The government said GDP rose at a price-adjusted 0.2% in annualized terms in the fourth quarter, up from the previous reading of a 0.4% contraction. That follows annualized declines in the April-June and July-September periods.
The fact that Japan has pulled out of its third recession in 10 years sooner than expected shows Prime Minister Shinzo Abe in an even stronger position as he tries to improve growth in the world's third-largest economy.
"A recovery of the Japanese economy will become clear going forward," said Masamichi Adachi, senior economist at JPMorgan Securities Japan Co.
The revision was due largely to a smaller drop in corporate capital expenditures than initially reported, as well as to a small increase in private consumption.
Mr. Adachi added, however, that signs of a recovery wouldn't change the Bank of Japan's committment to wrest the nation out of 15 years of deflation.
"The traditional BOJ would take easing steps when the economy was getting worse. The thinking, however, has completely changed. The BOJ will ease, whether the economy is getting better or bad, until it can bring about an inflation."
The improvements haven't been enough, however, to end a string of bad trade figures. Other data released Friday showed the third straight month of shortfall in Japan's current account as the country's trade balance deteriorated.
Japan's trade balance has worsened over the past two years due to the impact of the strong yen and a rise in fuel imports following the March 2011 nuclear crisis. Only two of the country's 50 nuclear reactors are currently operating due to safety concerns.
Though a weakening in the yen is supposed to eventually give the figures a long-term lift by making Japanese exports cheaper abroad, economists say the impact of more expensive imports, particularly energy, will initially inflate the deficit.

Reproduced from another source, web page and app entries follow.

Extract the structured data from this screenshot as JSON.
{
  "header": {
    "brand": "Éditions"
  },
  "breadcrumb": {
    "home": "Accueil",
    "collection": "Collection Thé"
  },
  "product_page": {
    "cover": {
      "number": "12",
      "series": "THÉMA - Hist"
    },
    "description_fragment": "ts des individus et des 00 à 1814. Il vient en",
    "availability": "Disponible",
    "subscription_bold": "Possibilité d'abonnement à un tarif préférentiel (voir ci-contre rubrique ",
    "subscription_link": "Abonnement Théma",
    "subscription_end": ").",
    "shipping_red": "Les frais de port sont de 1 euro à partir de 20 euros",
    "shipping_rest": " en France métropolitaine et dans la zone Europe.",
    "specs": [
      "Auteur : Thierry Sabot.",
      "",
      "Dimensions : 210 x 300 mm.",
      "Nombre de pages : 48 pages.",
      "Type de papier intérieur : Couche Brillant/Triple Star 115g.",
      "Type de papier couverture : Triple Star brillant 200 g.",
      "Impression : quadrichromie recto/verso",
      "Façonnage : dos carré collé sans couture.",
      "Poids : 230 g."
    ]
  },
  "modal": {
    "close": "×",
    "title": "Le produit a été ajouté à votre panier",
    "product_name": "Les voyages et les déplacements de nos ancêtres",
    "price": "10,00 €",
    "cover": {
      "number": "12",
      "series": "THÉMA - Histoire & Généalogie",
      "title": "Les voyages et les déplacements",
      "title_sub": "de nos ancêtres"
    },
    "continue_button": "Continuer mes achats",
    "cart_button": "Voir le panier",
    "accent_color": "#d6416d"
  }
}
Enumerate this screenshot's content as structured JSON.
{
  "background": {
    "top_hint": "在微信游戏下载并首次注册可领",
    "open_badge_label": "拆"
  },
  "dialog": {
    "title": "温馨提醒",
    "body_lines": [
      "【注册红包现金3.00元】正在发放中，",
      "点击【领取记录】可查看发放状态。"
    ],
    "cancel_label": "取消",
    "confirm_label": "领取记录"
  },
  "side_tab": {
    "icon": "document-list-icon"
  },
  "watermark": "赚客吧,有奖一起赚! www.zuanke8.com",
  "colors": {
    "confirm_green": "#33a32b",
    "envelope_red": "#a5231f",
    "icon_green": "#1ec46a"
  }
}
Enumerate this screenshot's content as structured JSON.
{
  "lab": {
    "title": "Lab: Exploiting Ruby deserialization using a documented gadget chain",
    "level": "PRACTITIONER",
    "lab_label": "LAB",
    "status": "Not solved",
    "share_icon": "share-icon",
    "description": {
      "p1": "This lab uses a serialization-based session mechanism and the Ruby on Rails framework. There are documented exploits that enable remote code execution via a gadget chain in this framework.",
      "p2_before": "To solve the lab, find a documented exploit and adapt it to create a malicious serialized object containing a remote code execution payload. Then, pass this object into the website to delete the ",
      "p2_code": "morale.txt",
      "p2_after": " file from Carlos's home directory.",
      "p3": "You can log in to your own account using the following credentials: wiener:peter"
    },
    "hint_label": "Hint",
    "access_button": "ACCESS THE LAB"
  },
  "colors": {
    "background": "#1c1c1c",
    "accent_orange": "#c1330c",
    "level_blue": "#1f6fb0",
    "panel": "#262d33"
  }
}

Expectations for aggressive monetary easing under new leadership at the Bank of Japan that takes over at the end of the month has pushed the yen to its weakest levels in three and a half years. The dollar was at Y95.02 as of 0200 GMT in Friday Asian trading.
The current account deficit came to Y364.8 billion in January before seasonal adjustments, the government said, after a Y264.1 billion deficit in December. The current account is the broadest measure of what Japan earns from trade and cross-border investment.
Though it was stronger than the Y626.0 billion ($6.6 billion) gap expected by economists, MOF officials said a technical factor concerning Japan's debt forgiveness of Myanmar added Y158.5 billion to the January figure.